• [YOUR OBJECTIVE] Send back the entries below exactly as they appear.
++++ DATA PROVIDED ++++
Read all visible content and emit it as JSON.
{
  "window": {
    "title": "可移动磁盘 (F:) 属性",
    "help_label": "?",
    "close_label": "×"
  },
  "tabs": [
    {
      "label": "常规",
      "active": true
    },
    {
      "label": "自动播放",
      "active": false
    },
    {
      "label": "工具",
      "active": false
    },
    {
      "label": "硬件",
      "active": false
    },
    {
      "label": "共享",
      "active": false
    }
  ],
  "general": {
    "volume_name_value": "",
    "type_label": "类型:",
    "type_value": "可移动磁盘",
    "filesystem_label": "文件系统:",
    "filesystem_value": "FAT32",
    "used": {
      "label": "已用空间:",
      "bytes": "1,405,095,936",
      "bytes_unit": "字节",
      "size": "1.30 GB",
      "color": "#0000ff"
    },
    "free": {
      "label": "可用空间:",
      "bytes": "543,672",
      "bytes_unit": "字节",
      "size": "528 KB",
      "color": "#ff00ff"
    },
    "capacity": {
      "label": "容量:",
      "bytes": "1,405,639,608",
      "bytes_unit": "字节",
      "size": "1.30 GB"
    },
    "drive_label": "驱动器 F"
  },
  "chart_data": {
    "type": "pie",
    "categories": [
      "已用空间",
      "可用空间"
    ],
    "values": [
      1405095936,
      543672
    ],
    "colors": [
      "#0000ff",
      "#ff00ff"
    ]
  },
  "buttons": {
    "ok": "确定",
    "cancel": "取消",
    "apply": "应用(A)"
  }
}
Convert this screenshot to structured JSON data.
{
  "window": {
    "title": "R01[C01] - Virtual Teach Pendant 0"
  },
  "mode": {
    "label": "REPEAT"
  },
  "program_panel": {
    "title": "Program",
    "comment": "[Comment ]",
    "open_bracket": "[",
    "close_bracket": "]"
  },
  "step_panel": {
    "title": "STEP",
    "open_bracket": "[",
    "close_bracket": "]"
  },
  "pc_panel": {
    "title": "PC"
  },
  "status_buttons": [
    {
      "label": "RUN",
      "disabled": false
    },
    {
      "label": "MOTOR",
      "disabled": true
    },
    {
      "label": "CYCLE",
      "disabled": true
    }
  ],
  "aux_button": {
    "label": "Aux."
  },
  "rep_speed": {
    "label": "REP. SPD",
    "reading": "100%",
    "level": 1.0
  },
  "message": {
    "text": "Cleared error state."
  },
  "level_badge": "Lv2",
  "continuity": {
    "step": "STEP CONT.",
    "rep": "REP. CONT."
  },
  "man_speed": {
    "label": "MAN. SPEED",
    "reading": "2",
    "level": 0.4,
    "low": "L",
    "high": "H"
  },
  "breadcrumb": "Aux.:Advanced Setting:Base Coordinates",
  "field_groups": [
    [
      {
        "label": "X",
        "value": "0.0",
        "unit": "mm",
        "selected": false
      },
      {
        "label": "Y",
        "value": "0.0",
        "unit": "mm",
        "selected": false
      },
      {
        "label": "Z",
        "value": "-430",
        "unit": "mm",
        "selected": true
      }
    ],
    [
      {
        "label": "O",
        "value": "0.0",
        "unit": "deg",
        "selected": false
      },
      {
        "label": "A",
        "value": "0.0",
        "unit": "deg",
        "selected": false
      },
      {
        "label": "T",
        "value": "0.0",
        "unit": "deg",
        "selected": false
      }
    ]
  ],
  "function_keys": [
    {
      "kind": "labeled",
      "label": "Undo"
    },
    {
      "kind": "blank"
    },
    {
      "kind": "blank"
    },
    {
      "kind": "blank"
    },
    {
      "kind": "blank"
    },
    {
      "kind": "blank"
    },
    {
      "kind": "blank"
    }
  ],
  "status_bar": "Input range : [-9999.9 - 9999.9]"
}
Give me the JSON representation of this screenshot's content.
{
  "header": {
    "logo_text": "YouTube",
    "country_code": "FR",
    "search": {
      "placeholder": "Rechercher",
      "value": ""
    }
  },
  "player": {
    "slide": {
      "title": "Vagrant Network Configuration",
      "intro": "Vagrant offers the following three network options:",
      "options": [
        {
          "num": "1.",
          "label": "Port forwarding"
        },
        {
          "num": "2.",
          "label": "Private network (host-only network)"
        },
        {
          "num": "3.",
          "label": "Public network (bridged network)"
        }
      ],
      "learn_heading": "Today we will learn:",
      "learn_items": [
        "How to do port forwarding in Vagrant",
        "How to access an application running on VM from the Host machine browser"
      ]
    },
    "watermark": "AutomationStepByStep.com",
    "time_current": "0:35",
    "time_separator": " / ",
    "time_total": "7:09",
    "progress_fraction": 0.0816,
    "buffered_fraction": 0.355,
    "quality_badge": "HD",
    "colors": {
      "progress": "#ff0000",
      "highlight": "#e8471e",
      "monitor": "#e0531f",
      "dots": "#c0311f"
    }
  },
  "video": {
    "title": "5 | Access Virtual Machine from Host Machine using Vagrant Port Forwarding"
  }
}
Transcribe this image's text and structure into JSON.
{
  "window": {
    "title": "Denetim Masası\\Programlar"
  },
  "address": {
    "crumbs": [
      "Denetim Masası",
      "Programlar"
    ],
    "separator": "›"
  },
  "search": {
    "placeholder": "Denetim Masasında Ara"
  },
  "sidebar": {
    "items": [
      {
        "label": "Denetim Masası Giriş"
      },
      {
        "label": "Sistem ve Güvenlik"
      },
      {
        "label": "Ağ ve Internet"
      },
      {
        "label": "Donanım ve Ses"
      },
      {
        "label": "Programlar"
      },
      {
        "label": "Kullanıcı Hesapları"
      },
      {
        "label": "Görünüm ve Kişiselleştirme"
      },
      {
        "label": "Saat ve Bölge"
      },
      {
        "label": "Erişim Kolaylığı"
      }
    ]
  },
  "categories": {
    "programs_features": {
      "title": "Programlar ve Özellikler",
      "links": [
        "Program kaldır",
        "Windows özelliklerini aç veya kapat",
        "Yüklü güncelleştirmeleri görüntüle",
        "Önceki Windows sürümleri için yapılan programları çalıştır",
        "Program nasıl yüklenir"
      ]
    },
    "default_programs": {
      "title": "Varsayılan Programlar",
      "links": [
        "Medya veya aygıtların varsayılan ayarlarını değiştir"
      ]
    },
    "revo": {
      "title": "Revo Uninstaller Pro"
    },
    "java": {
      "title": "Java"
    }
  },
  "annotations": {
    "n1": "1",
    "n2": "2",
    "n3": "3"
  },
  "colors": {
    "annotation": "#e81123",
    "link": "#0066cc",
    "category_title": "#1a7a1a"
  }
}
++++
• [RESULT FOR THIS EXERCISE]
Read all visible content and emit it as JSON.
{
  "window": {
    "title": "可移动磁盘 (F:) 属性",
    "help_label": "?",
    "close_label": "×"
  },
  "tabs": [
    {
      "label": "常规",
      "active": true
    },
    {
      "label": "自动播放",
      "active": false
    },
    {
      "label": "工具",
      "active": false
    },
    {
      "label": "硬件",
      "active": false
    },
    {
      "label": "共享",
      "active": false
    }
  ],
  "general": {
    "volume_name_value": "",
    "type_label": "类型:",
    "type_value": "可移动磁盘",
    "filesystem_label": "文件系统:",
    "filesystem_value": "FAT32",
    "used": {
      "label": "已用空间:",
      "bytes": "1,405,095,936",
      "bytes_unit": "字节",
      "size": "1.30 GB",
      "color": "#0000ff"
    },
    "free": {
      "label": "可用空间:",
      "bytes": "543,672",
      "bytes_unit": "字节",
      "size": "528 KB",
      "color": "#ff00ff"
    },
    "capacity": {
      "label": "容量:",
      "bytes": "1,405,639,608",
      "bytes_unit": "字节",
      "size": "1.30 GB"
    },
    "drive_label": "驱动器 F"
  },
  "chart_data": {
    "type": "pie",
    "categories": [
      "已用空间",
      "可用空间"
    ],
    "values": [
      1405095936,
      543672
    ],
    "colors": [
      "#0000ff",
      "#ff00ff"
    ]
  },
  "buttons": {
    "ok": "确定",
    "cancel": "取消",
    "apply": "应用(A)"
  }
}
Convert this screenshot to structured JSON data.
{
  "window": {
    "title": "R01[C01] - Virtual Teach Pendant 0"
  },
  "mode": {
    "label": "REPEAT"
  },
  "program_panel": {
    "title": "Program",
    "comment": "[Comment ]",
    "open_bracket": "[",
    "close_bracket": "]"
  },
  "step_panel": {
    "title": "STEP",
    "open_bracket": "[",
    "close_bracket": "]"
  },
  "pc_panel": {
    "title": "PC"
  },
  "status_buttons": [
    {
      "label": "RUN",
      "disabled": false
    },
    {
      "label": "MOTOR",
      "disabled": true
    },
    {
      "label": "CYCLE",
      "disabled": true
    }
  ],
  "aux_button": {
    "label": "Aux."
  },
  "rep_speed": {
    "label": "REP. SPD",
    "reading": "100%",
    "level": 1.0
  },
  "message": {
    "text": "Cleared error state."
  },
  "level_badge": "Lv2",
  "continuity": {
    "step": "STEP CONT.",
    "rep": "REP. CONT."
  },
  "man_speed": {
    "label": "MAN. SPEED",
    "reading": "2",
    "level": 0.4,
    "low": "L",
    "high": "H"
  },
  "breadcrumb": "Aux.:Advanced Setting:Base Coordinates",
  "field_groups": [
    [
      {
        "label": "X",
        "value": "0.0",
        "unit": "mm",
        "selected": false
      },
      {
        "label": "Y",
        "value": "0.0",
        "unit": "mm",
        "selected": false
      },
      {
        "label": "Z",
        "value": "-430",
        "unit": "mm",
        "selected": true
      }
    ],
    [
      {
        "label": "O",
        "value": "0.0",
        "unit": "deg",
        "selected": false
      },
      {
        "label": "A",
        "value": "0.0",
        "unit": "deg",
        "selected": false
      },
      {
        "label": "T",
        "value": "0.0",
        "unit": "deg",
        "selected": false
      }
    ]
  ],
  "function_keys": [
    {
      "kind": "labeled",
      "label": "Undo"
    },
    {
      "kind": "blank"
    },
    {
      "kind": "blank"
    },
    {
      "kind": "blank"
    },
    {
      "kind": "blank"
    },
    {
      "kind": "blank"
    },
    {
      "kind": "blank"
    }
  ],
  "status_bar": "Input range : [-9999.9 - 9999.9]"
}
Give me the JSON representation of this screenshot's content.
{
  "header": {
    "logo_text": "YouTube",
    "country_code": "FR",
    "search": {
      "placeholder": "Rechercher",
      "value": ""
    }
  },
  "player": {
    "slide": {
      "title": "Vagrant Network Configuration",
      "intro": "Vagrant offers the following three network options:",
      "options": [
        {
          "num": "1.",
          "label": "Port forwarding"
        },
        {
          "num": "2.",
          "label": "Private network (host-only network)"
        },
        {
          "num": "3.",
          "label": "Public network (bridged network)"
        }
      ],
      "learn_heading": "Today we will learn:",
      "learn_items": [
        "How to do port forwarding in Vagrant",
        "How to access an application running on VM from the Host machine browser"
      ]
    },
    "watermark": "AutomationStepByStep.com",
    "time_current": "0:35",
    "time_separator": " / ",
    "time_total": "7:09",
    "progress_fraction": 0.0816,
    "buffered_fraction": 0.355,
    "quality_badge": "HD",
    "colors": {
      "progress": "#ff0000",
      "highlight": "#e8471e",
      "monitor": "#e0531f",
      "dots": "#c0311f"
    }
  },
  "video": {
    "title": "5 | Access Virtual Machine from Host Machine using Vagrant Port Forwarding"
  }
}
Transcribe this image's text and structure into JSON.
{
  "window": {
    "title": "Denetim Masası\\Programlar"
  },
  "address": {
    "crumbs": [
      "Denetim Masası",
      "Programlar"
    ],
    "separator": "›"
  },
  "search": {
    "placeholder": "Denetim Masasında Ara"
  },
  "sidebar": {
    "items": [
      {
        "label": "Denetim Masası Giriş"
      },
      {
        "label": "Sistem ve Güvenlik"
      },
      {
        "label": "Ağ ve Internet"
      },
      {
        "label": "Donanım ve Ses"
      },
      {
        "label": "Programlar"
      },
      {
        "label": "Kullanıcı Hesapları"
      },
      {
        "label": "Görünüm ve Kişiselleştirme"
      },
      {
        "label": "Saat ve Bölge"
      },
      {
        "label": "Erişim Kolaylığı"
      }
    ]
  },
  "categories": {
    "programs_features": {
      "title": "Programlar ve Özellikler",
      "links": [
        "Program kaldır",
        "Windows özelliklerini aç veya kapat",
        "Yüklü güncelleştirmeleri görüntüle",
        "Önceki Windows sürümleri için yapılan programları çalıştır",
        "Program nasıl yüklenir"
      ]
    },
    "default_programs": {
      "title": "Varsayılan Programlar",
      "links": [
        "Medya veya aygıtların varsayılan ayarlarını değiştir"
      ]
    },
    "revo": {
      "title": "Revo Uninstaller Pro"
    },
    "java": {
      "title": "Java"
    }
  },
  "annotations": {
    "n1": "1",
    "n2": "2",
    "n3": "3"
  },
  "colors": {
    "annotation": "#e81123",
    "link": "#0066cc",
    "category_title": "#1a7a1a"
  }
}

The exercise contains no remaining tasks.